Here’s a graph showing that the living conditions in even in the smallest cities in countries like India, China and Pakistan are more crowded than they are in the largest American cities!

Overcrowding is a serious problem. It can lead to housing shortages, slums, traffic congestion, unsanitary living conditions, health problems, unemployment, crime, pollution, social tension and other problems. What can we do to alleviate these problems in developing countries? (Image (c) jolseyshowaa)



How do you feel now? Likely, the images and videos are making you feel shock or despair or even amusement. More than the graph did.

Graphs are great at visualizing data and identifying patterns that suggest interesting stories. But graphs are not stories. Stories are concrete and have people, places and things. So, use graphs to identify the stories. But don’t let graphs tell the story. Use them to support the telling of the story.

Storytelling is more than making the abstract concrete. It also involves a sequence of events with a narrative arc, a hero who faces conflict and other things. But start by making the abstract concrete and you are on the path toward storytelling with graphs.

Pick up my new book, “Storytelling with Graphs”, when it becomes available this summer. Subscribe to this blog to be alerted when it’s available.
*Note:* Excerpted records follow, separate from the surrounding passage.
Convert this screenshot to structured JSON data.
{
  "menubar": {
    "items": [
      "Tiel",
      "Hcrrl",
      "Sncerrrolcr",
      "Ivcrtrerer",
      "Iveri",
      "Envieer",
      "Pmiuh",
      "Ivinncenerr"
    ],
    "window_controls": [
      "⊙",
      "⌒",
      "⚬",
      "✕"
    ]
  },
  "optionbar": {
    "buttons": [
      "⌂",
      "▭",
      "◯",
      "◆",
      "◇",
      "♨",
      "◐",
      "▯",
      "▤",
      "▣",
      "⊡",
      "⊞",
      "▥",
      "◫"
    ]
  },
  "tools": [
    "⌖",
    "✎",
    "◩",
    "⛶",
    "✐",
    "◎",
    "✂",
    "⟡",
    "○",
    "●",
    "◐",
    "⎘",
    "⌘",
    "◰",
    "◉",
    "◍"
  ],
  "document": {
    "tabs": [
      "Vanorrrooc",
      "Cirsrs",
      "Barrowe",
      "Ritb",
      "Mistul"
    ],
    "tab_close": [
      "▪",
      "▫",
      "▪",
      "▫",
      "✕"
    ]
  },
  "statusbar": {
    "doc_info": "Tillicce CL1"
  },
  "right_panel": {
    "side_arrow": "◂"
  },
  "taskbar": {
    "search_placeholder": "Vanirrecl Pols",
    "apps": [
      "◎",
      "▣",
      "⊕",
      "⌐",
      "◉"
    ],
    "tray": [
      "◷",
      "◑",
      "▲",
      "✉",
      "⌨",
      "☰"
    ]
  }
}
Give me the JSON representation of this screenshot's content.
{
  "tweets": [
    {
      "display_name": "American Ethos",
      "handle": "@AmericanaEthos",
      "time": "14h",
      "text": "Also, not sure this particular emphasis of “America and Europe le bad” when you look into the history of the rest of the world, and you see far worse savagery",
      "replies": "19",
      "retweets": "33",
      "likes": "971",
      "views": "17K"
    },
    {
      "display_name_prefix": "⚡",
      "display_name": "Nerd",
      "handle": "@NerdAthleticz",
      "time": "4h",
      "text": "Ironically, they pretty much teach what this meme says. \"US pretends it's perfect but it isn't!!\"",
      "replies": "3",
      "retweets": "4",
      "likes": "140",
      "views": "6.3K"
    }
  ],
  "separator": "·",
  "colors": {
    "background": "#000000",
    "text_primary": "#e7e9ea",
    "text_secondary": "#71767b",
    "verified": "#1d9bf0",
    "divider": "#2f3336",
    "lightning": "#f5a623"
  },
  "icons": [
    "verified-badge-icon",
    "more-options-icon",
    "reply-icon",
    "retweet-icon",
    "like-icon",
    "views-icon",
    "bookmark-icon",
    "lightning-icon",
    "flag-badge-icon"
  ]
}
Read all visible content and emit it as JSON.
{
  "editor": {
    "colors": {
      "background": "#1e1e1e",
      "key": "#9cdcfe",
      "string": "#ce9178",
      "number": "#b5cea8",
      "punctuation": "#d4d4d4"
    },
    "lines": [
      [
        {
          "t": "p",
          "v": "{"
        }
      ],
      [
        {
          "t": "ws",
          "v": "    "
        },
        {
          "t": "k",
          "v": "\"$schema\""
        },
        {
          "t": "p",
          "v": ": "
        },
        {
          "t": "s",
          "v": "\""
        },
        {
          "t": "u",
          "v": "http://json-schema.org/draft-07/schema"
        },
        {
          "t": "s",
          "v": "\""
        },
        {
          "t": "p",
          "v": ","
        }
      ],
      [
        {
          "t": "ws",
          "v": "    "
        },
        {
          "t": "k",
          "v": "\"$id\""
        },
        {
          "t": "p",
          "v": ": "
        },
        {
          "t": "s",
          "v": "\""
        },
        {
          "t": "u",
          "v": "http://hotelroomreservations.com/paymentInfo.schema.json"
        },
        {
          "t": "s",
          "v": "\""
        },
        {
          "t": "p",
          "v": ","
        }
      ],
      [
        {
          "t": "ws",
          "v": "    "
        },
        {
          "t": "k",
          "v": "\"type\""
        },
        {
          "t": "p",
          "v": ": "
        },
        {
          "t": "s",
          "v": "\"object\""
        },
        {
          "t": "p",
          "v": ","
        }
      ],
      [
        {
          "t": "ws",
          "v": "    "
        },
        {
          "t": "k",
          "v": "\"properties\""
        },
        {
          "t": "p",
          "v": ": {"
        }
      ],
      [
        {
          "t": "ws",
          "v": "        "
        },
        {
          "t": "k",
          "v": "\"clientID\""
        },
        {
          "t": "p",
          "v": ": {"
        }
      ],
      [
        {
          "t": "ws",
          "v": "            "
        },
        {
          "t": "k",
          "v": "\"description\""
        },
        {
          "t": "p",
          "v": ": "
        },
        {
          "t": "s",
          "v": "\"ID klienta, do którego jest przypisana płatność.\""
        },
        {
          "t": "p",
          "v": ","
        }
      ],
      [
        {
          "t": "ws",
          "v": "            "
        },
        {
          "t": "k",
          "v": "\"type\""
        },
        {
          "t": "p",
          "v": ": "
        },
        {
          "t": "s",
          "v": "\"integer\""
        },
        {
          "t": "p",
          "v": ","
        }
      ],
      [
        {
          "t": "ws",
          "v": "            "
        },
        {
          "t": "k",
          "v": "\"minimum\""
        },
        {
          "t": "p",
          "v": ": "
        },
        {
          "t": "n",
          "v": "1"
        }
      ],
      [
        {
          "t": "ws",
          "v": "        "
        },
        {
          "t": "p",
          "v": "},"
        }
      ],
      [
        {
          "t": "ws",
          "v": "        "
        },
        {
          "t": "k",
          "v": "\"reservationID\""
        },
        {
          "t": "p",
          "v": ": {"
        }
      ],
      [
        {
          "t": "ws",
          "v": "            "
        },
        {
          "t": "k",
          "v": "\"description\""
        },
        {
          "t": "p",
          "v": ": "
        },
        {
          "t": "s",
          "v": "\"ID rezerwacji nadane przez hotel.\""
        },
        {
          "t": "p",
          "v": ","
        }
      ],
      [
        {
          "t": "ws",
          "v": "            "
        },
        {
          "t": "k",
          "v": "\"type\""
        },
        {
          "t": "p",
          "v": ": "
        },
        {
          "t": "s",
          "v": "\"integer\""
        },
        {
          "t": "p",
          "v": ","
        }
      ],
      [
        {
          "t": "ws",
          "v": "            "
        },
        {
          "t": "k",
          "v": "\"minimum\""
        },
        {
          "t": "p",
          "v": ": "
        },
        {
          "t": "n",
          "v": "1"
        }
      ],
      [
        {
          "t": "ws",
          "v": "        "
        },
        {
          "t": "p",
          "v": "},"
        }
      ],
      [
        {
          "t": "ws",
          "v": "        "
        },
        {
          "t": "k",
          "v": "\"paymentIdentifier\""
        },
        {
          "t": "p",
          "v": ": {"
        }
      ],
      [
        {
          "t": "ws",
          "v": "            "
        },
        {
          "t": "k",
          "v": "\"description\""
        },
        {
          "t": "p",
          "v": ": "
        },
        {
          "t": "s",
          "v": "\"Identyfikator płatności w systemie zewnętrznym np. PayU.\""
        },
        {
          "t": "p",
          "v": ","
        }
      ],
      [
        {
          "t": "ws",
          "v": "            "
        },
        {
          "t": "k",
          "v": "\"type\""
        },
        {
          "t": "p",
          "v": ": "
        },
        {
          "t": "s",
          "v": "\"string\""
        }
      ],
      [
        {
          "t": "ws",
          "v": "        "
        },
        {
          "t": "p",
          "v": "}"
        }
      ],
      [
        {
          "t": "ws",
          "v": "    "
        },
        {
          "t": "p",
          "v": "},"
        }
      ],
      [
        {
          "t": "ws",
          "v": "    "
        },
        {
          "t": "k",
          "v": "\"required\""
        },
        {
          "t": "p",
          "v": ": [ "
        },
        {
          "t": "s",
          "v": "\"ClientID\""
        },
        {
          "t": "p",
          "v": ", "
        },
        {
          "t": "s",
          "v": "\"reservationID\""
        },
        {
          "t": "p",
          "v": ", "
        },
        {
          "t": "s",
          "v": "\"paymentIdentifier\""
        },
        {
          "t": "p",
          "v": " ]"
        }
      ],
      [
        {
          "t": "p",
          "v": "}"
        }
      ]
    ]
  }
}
About the author: Bruce Gabrielle is author of Speaking PowerPoint: the New Language of Business, showing a 12-step method for creating clearer and more persuasive PowerPoint slides for boardroom presentations. Subscribe to this blog or join my LinkedIn group to get new posts sent to your inbox.